By enhancing our memory, communicable language has served as an epistemic catalyst allowing us to build upon our previous knowledge in ways that would have likely been impossible without said language.  Once written language was developed, we were no longer limited by our own short-term and long-term memory, for we had a way of recording as much information as possible, and this also allowed us to better formulate new ideas and consider thoughts that would have otherwise been too complex to mentally visualize or keep track of.  Mathematics, for example, exponentially increased in complexity once we were able to represent the relationships between variables in a written form.  While previously we would have been limited by our short-term and long-term memory, written language allowed us to eventually formulate incredibly long (sometimes painfully long) mathematical expressions.  Once written language was converted further into an electro-mechanical language (i.e. through the use of computers), our “writing” mediums, information acquisition mechanisms, and pattern recognition capabilities, were further aided and enhanced exponentially thus providing yet another platform for an increased epistemic or cognitive “breathing space”.  If our brains underwent particular mutations after communicable language evolved, it may have provided a way to ratchet our way into entirely new cognitive niches or capabilities.  That is, by communicable language providing us with new strings of concepts and propositions, there may have been an unprecedented natural selection pressure/opportunity (if an advantageous brain mutation accompanied this new cognitive input) in order for our brain to obtain an entirely new and possibly more complex fundamental concept or way of thinking.

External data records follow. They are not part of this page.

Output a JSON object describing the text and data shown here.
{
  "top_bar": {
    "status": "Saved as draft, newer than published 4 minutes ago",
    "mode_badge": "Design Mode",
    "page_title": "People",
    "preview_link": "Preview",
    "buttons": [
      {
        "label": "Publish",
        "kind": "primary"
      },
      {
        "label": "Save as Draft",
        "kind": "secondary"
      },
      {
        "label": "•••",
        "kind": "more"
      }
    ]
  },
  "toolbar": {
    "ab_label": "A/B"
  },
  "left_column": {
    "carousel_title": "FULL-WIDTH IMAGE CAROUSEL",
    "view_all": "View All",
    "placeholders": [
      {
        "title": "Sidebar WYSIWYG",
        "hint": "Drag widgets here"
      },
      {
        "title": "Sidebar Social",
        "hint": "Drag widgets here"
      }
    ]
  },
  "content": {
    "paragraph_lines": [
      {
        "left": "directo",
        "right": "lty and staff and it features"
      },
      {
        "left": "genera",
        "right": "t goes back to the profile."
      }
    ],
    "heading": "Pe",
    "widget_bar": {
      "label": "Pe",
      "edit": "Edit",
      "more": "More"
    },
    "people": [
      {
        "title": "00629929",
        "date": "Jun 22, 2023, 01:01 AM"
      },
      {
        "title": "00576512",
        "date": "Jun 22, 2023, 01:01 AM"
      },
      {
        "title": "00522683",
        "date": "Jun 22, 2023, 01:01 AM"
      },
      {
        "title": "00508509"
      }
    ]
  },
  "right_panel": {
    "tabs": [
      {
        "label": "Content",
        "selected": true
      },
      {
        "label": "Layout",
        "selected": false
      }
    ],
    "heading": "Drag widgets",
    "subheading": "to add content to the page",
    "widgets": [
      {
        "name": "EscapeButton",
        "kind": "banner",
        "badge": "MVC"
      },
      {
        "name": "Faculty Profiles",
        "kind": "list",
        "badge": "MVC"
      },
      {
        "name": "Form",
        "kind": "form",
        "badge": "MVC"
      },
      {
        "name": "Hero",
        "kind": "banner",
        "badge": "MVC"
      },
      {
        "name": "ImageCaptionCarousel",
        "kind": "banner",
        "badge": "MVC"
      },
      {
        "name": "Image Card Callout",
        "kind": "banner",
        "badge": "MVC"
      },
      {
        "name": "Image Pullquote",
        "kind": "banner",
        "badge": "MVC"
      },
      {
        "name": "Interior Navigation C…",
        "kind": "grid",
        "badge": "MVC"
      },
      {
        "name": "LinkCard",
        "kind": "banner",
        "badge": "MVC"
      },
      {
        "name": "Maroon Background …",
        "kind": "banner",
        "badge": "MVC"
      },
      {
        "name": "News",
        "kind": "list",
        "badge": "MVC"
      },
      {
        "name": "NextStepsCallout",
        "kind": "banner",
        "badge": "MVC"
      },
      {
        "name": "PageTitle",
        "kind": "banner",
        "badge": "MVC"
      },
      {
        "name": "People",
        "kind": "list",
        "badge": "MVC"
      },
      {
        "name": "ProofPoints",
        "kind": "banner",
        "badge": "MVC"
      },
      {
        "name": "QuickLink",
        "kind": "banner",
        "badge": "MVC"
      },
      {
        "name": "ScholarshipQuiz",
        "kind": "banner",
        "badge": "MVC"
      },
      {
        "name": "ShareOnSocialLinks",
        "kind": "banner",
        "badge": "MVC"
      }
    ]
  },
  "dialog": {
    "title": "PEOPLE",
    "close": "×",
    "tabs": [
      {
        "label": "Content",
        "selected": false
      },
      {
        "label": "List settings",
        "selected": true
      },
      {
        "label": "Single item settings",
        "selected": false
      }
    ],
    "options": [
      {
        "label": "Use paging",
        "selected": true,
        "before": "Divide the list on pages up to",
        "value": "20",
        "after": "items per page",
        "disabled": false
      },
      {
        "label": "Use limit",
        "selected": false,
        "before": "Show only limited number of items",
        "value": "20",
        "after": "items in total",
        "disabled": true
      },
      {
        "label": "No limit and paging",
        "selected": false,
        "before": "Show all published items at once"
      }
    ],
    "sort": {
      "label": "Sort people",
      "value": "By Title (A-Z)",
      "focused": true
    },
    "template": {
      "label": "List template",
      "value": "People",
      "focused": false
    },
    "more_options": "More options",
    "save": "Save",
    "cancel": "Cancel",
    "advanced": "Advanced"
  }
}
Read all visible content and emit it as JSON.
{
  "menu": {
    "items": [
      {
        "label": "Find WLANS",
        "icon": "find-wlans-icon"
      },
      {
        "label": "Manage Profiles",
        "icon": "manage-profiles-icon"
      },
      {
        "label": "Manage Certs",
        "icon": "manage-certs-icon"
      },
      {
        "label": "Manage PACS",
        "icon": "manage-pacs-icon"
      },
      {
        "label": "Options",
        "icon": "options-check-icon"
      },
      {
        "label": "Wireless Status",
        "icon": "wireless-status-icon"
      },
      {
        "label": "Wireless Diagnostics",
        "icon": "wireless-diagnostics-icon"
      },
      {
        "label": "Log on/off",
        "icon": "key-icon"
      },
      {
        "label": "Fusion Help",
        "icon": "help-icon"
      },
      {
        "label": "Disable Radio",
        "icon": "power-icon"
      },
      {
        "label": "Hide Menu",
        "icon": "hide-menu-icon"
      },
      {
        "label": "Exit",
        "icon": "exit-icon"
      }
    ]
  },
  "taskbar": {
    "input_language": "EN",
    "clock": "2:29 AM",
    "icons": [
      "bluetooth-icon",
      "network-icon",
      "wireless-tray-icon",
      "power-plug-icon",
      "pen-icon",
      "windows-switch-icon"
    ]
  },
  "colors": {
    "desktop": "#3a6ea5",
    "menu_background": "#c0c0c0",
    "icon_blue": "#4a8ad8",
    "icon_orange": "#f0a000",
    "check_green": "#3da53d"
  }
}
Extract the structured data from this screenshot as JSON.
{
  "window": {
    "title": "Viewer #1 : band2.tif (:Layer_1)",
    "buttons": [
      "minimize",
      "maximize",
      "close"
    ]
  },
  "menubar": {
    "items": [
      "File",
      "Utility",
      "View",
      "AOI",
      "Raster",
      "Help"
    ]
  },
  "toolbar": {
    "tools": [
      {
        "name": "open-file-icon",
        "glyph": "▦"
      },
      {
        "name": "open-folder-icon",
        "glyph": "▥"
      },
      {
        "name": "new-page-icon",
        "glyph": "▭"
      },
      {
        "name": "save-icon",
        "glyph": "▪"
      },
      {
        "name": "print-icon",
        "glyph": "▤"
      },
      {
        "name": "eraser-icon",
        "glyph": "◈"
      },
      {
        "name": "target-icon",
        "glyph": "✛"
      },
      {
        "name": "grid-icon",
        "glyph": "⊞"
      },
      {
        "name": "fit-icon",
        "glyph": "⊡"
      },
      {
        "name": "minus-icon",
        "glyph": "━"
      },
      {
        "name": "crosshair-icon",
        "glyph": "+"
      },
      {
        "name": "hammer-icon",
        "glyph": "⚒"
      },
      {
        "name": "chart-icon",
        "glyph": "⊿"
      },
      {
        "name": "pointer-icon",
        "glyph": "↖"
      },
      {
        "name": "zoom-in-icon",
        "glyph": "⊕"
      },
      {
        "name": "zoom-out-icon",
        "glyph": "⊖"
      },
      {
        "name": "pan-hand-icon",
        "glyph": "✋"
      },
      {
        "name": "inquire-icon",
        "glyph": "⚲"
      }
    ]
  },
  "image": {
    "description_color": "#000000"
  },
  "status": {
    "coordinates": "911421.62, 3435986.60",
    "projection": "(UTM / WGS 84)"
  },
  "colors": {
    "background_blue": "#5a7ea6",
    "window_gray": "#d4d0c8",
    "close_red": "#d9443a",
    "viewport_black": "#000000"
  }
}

Summary

It seems evident to me that communicable language, once it had developed, served as an extremely important epistemic catalyst and multidimensional cognitive tool that likely had a great influence on the evolution of the human brain.  While some form of mentalese was likely a prerequisite and precursor to any subsequent forms of communicable language, the cognitive “breathing space” that communicable language provided, seems to have had a marked impact on the evolution of human thought complexity, and on the amount of knowledge that we’ve been able to obtain from the world around us.  I have no doubt that the current external linguistic tools we use (i.e. written and electronic forms of handling information) will continue to significantly alter the ongoing evolution of the human mind.  Our biological forms of memory will likely adapt in order to be economically optimized and better work with those external media.  Likewise, our increasing access to new types of information may have provided (and may continue to provide) a natural selective pressure or opportunity for our brains to evolve in order to think about entirely new and potentially more complex concepts, thereby periodically increasing the lexicon or conceptual database of our “mentalese” (assuming that those new concepts provide a survival/reproductive advantage).